"We signed up the first day, because we knew we wanted one," said Jim Richmann, an Intel engineer who traveled 130 miles from Lewes, Del., so that his wife, Frances, could test-drive the car they plan to buy.
They'd seen Smart cars all over Italy last October, when they visited there for a month. Both were impressed by how maneuverable and efficient the small car seemed, especially "in a crowded Roman street." She's already picked a color: "sun yellow."
The Smart will replace her aging Dodge Neon. A retired college administrator, Frances Richmann said she just needs a car to get around the streets of Lewes, "a small town with limited parking."
It wasn't just the car's efficiency that drew them. Jim Richmann said "the coolness factor" also appealed. "I think she just wanted something a little more fun," he said.
Smart's manufacturer, DaimlerChrysler's Mercedes Car Group, is clearly banking on such buzz to sell the U.S. market on a brand introduced in 1998 and sold in 36 other countries, including in Canada and Britain.
Why did Daimler wait so long to enter the U.S. market?
One impediment was that previous versions of the Smart did not meet U.S. safety and pollution standards, said Ken Kettenbeil, a spokesman for Smart USA, the Penske Automotive Group subsidiary established to market the Smart.
Kettenbeil said Mercedes recently discontinued several versions of the car, including some four-seaters, so that it could focus on the two-seaters, including a convertible, aimed at the American market.
"Mercedes did a lot to make sure the car meets all us crash and emission standards," he said.
But engineering demands weren't the only reason for the delay.
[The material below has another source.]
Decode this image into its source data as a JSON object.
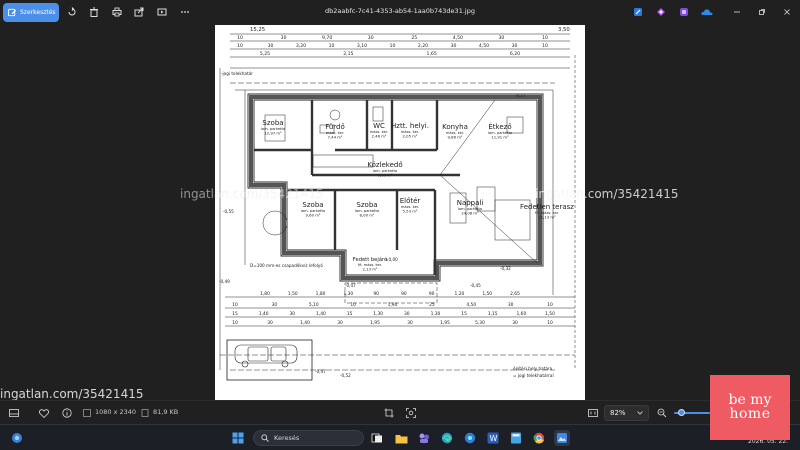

Others were cheap gasoline, and Americans' love of large vehicles. "Nine years ago, SUVs were the reigning kings of American roadways," Kettenbeil said.
Now Smart's backers believe the time is right for a brand that may change the way American drivers define small.
"We're seeing more and more Americans gravitate to smaller, more ecological vehicles," Kettenbeil said. "We think the American consumer is ready for a car like this."
Kettenbeil said Smart USA's unorthodox marketing effort began in June 2006, when DaimlerChrysler chose United Auto - renamed Penske on Aug. 9 - as its U.S. distributor. Its first step was to set up a Web site, and invite visitors to subscribe to a monthly e-newsletter. More than 80,000 have signed up.
"The two questions we got the most were, 'Can I fit in it?' - people would actually give us their weight and height - and about safety," Kettenbeil said. "So we thought, 'Let the consumer sit in it.'"
Thus was born the road show, beefed up with crash-test video and other materials showing the car's crashworthiness.
In Devon yesterday, sitting in a Smart was one of the first things Jim Nettleton did.
"I already know I fit," said Nettleton, a nearly 6-foot Valley Forge physician who calls himself "a substantial person."
Nettleton, who commutes to Center City, said the Smart would replace his VW Beetle, which he loves for its size, maneuverability and economy. On all counts, he said, the Smart would be a step forward. Though its official ratings aren't complete, the Smart's three-cylinder engine is expected to get more than 40 miles per gallon in combined city and highway driving.
And even if it doesn't quite fit sideways alongside an SUV, the Smart is remarkably small. From its snub nose to its flat tail, the Smart extends less than nine feet. It's more than three feet shorter than a Mini, more than four feet shorter than the New Beetle, and less than half the length of a Chevy Suburban.
The name itself may not hurt, especially among Smart's target market of the "creative class," which it defines as "early adopters . . . who purchase products that make a statement about our society and the environment."
"You've got to admit, naming it Smart was a smart idea. It kind of makes you feel good," Nettleton said.
Contact staff writer Jeff Gelles at email@example.com or 215-854-2776.